Work instruction: In your copy, leave out all pictures and reproduce every entry exactly.

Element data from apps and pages
::::

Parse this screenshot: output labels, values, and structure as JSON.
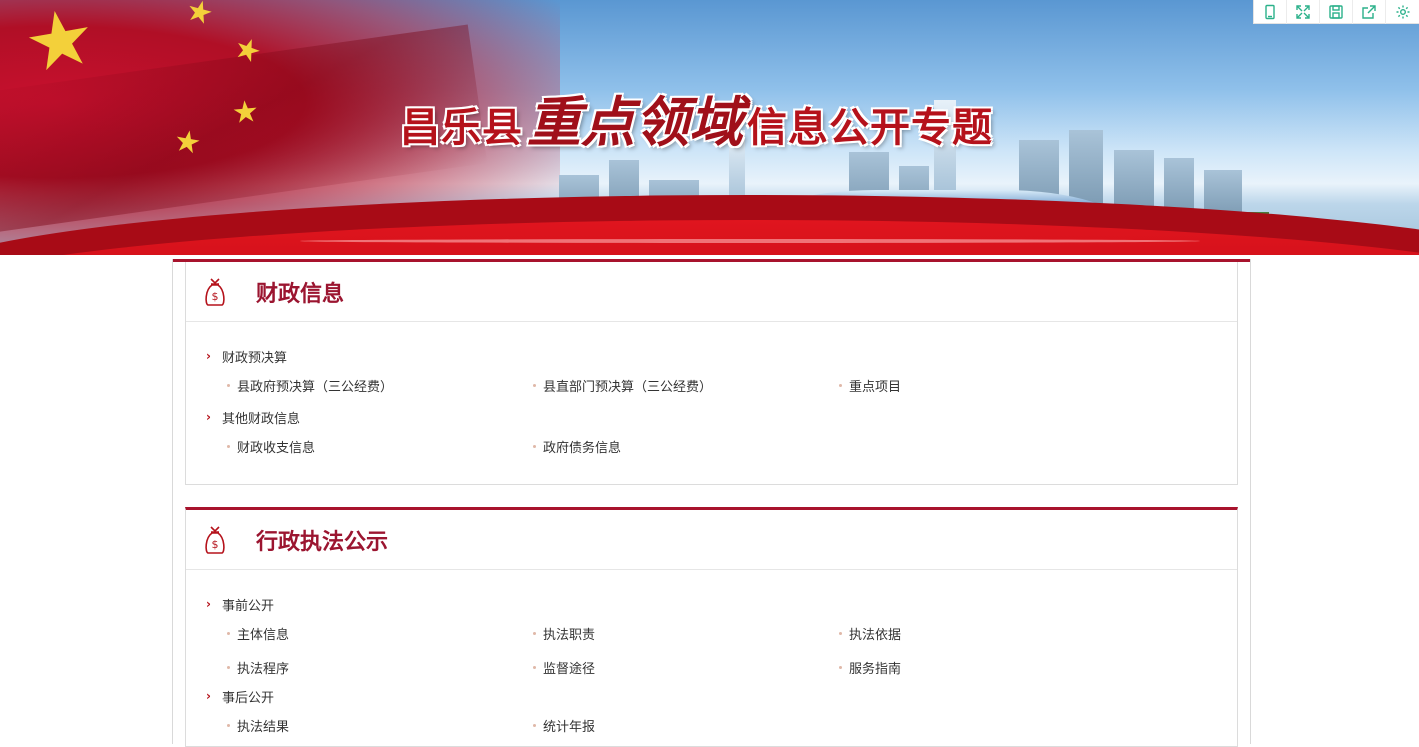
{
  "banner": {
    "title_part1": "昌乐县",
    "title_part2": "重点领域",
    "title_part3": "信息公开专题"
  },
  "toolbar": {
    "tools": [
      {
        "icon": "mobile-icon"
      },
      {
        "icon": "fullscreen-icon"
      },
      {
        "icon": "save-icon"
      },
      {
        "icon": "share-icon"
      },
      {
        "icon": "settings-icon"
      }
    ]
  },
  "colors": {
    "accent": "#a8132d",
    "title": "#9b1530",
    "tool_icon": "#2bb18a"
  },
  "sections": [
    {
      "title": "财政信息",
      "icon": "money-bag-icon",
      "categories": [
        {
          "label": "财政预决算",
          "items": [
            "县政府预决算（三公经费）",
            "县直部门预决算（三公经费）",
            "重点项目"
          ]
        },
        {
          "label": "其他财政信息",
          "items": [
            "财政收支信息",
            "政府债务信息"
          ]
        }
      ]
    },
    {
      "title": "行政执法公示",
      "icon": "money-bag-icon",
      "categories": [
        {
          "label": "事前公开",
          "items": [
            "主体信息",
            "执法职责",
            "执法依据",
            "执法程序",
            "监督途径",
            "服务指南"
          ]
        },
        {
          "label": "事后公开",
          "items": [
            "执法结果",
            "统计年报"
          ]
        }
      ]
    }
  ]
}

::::

Solution for this problem:
Parse this screenshot: output labels, values, and structure as JSON.
{
  "banner": {
    "title_part1": "昌乐县",
    "title_part2": "重点领域",
    "title_part3": "信息公开专题"
  },
  "toolbar": {
    "tools": [
      {
        "icon": "mobile-icon"
      },
      {
        "icon": "fullscreen-icon"
      },
      {
        "icon": "save-icon"
      },
      {
        "icon": "share-icon"
      },
      {
        "icon": "settings-icon"
      }
    ]
  },
  "colors": {
    "accent": "#a8132d",
    "title": "#9b1530",
    "tool_icon": "#2bb18a"
  },
  "sections": [
    {
      "title": "财政信息",
      "icon": "money-bag-icon",
      "categories": [
        {
          "label": "财政预决算",
          "items": [
            "县政府预决算（三公经费）",
            "县直部门预决算（三公经费）",
            "重点项目"
          ]
        },
        {
          "label": "其他财政信息",
          "items": [
            "财政收支信息",
            "政府债务信息"
          ]
        }
      ]
    },
    {
      "title": "行政执法公示",
      "icon": "money-bag-icon",
      "categories": [
        {
          "label": "事前公开",
          "items": [
            "主体信息",
            "执法职责",
            "执法依据",
            "执法程序",
            "监督途径",
            "服务指南"
          ]
        },
        {
          "label": "事后公开",
          "items": [
            "执法结果",
            "统计年报"
          ]
        }
      ]
    }
  ]
}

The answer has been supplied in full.